Only the pictures are to be omitted; every entry beneath should otherwise be duplicated exactly.

» **Page and application data records**
+ + +
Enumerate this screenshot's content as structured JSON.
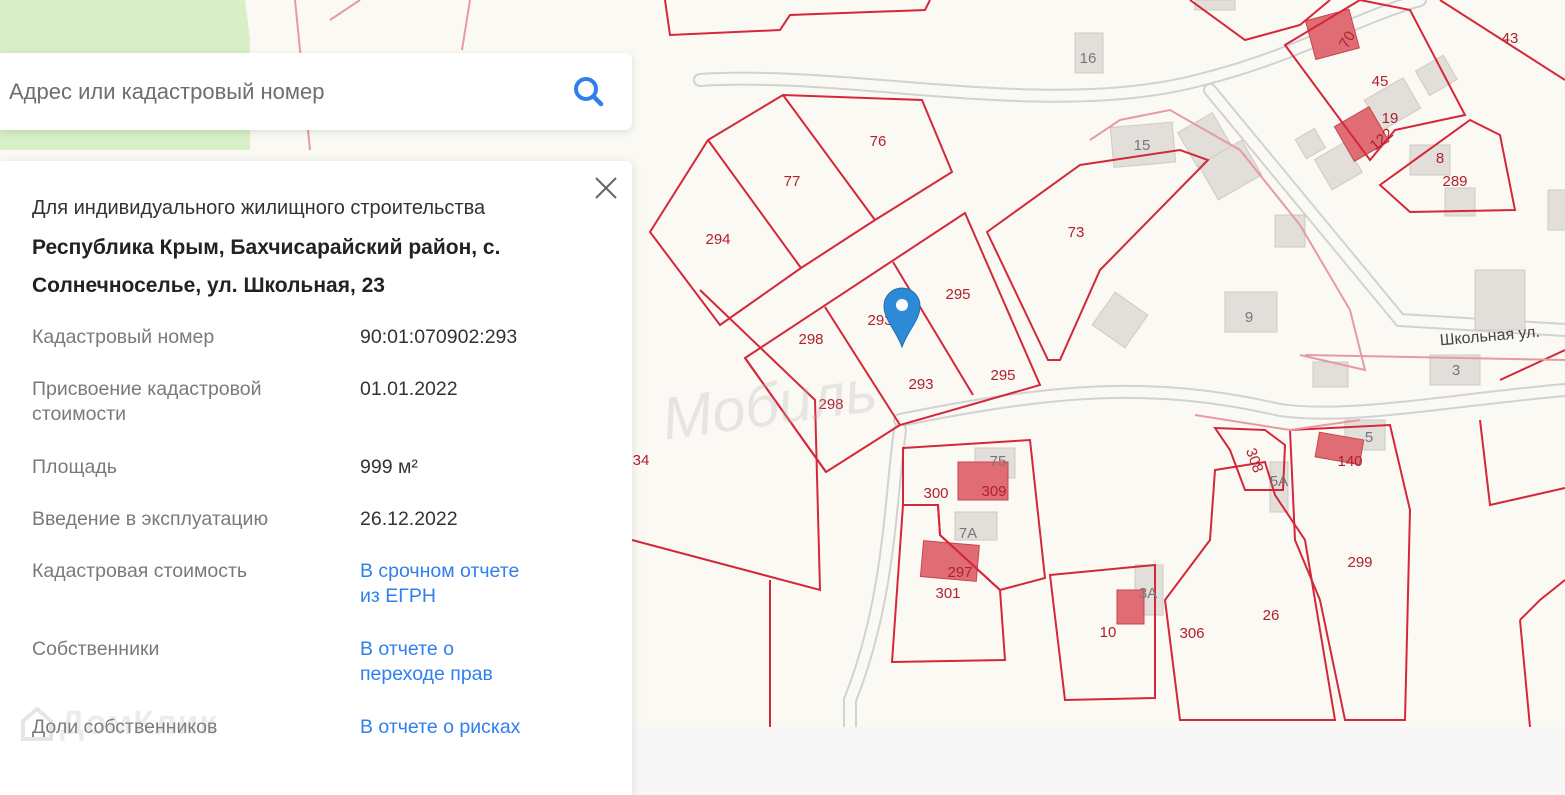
{
  "search": {
    "placeholder": "Адрес или кадастровый номер",
    "icon": "search-icon"
  },
  "card": {
    "purpose": "Для индивидуального жилищного строительства",
    "address": "Республика Крым, Бахчисарайский район, с. Солнечноселье, ул. Школьная, 23",
    "rows": [
      {
        "label": "Кадастровый номер",
        "value": "90:01:070902:293"
      },
      {
        "label": "Присвоение кадастровой стоимости",
        "value": "01.01.2022"
      },
      {
        "label": "Площадь",
        "value": "999 м²"
      },
      {
        "label": "Введение в эксплуатацию",
        "value": "26.12.2022"
      },
      {
        "label": "Кадастровая стоимость",
        "value": "В срочном отчете из ЕГРН"
      },
      {
        "label": "Собственники",
        "value": "В отчете о переходе прав"
      },
      {
        "label": "Доли собственников",
        "value": "В отчете о рисках"
      }
    ],
    "watermark": "ДомКлик"
  },
  "map": {
    "street_label": "Школьная ул.",
    "watermark": "Мобиль",
    "parcel_labels": [
      "76",
      "77",
      "294",
      "295",
      "298",
      "293",
      "298",
      "295",
      "293",
      "73",
      "43",
      "45",
      "19",
      "122",
      "70",
      "8",
      "289",
      "15",
      "16",
      "9",
      "3",
      "5",
      "140",
      "5А",
      "308",
      "75",
      "309",
      "300",
      "7А",
      "297",
      "301",
      "3А",
      "10",
      "306",
      "26",
      "299",
      "34"
    ],
    "colors": {
      "parcel_line": "#d4273a",
      "building": "#e2dfda",
      "building_owned": "#e06c74",
      "marker": "#2d8ad6"
    }
  }
}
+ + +
» **Response**
Enumerate this screenshot's content as structured JSON.
{
  "search": {
    "placeholder": "Адрес или кадастровый номер",
    "icon": "search-icon"
  },
  "card": {
    "purpose": "Для индивидуального жилищного строительства",
    "address": "Республика Крым, Бахчисарайский район, с. Солнечноселье, ул. Школьная, 23",
    "rows": [
      {
        "label": "Кадастровый номер",
        "value": "90:01:070902:293"
      },
      {
        "label": "Присвоение кадастровой стоимости",
        "value": "01.01.2022"
      },
      {
        "label": "Площадь",
        "value": "999 м²"
      },
      {
        "label": "Введение в эксплуатацию",
        "value": "26.12.2022"
      },
      {
        "label": "Кадастровая стоимость",
        "value": "В срочном отчете из ЕГРН"
      },
      {
        "label": "Собственники",
        "value": "В отчете о переходе прав"
      },
      {
        "label": "Доли собственников",
        "value": "В отчете о рисках"
      }
    ],
    "watermark": "ДомКлик"
  },
  "map": {
    "street_label": "Школьная ул.",
    "watermark": "Мобиль",
    "parcel_labels": [
      "76",
      "77",
      "294",
      "295",
      "298",
      "293",
      "298",
      "295",
      "293",
      "73",
      "43",
      "45",
      "19",
      "122",
      "70",
      "8",
      "289",
      "15",
      "16",
      "9",
      "3",
      "5",
      "140",
      "5А",
      "308",
      "75",
      "309",
      "300",
      "7А",
      "297",
      "301",
      "3А",
      "10",
      "306",
      "26",
      "299",
      "34"
    ],
    "colors": {
      "parcel_line": "#d4273a",
      "building": "#e2dfda",
      "building_owned": "#e06c74",
      "marker": "#2d8ad6"
    }
  }
}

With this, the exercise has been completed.